Europe, the United States, and other democracies have entered an age of dealignment. The center-left is experiencing record losses, and in several political systems the combined share of the vote going to the traditional mainstream parties has reached record lows. However, its interdisciplinary character makes it easier to approach in two levels of analysis. It is from this dealignment that higher rates of volatility have flowed.

The duties and actions of Parliaments in the foreign area are condensed into what we call parliamentary diplomacy and there is no precise definition of this concept. Amid the new age of dealignment, it is tempting to look for solutions in democracies that seem to have escaped the broader trend. But headline figures can be misleading. Workers leaned left, the old property-owning middle class leaned right, territorial disputes fueled regionalist parties, and Catholics voted for Christian Democrats. The evidence suggests that it is a lasting transformation of the party system.

In addition, parliamentary delegations participate in the work of parliamentary assemblies of international organizations. The demise of traditional parties is not a blip. Some others argue that in democratic regimes the powers of legislators are substantial, since the possibilities of governmental control are wider.

These foundations provided not

Matthew Goodwin is a professor of political science at the University of Kent and a senior visiting fellow at Chatham House. During peacetime, this system of mass politics brought relative stability. It can be studied through compensated prisms, within the field of constitutional law, political science, and international relations. Its success owed much to its underlying foundations. Those systems have now thawed, if not melted away entirely.
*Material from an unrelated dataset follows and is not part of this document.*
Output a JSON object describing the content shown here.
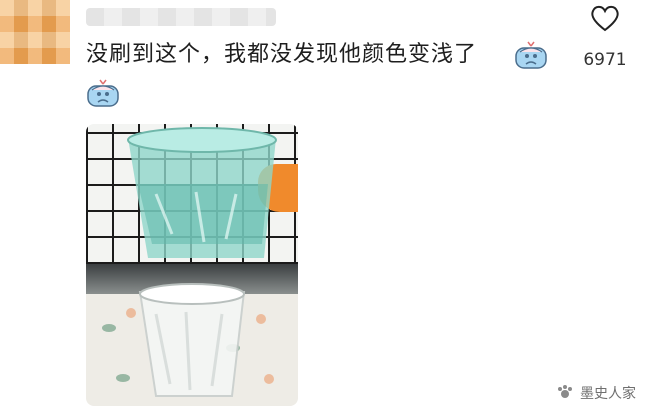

At the root of these shifts is dealignment, the way in which the bonds between citizens and the traditional parties are eroding or, in some cases, have broken down completely. However, they add that Parliaments are more vulnerable to handling foreign affairs, internal pressure of public opinion, the need for transparency, and great influence of the media. The long-term continuities that once delivered loyal voters, dominant major parties, and stable, experienced governments have been disrupted. The development of this sector contributes to the broader strengthening of relations between Greece and other countries. The series primarily publishes research monographs but will also consider proposals for research-driven and thematic edited volumes.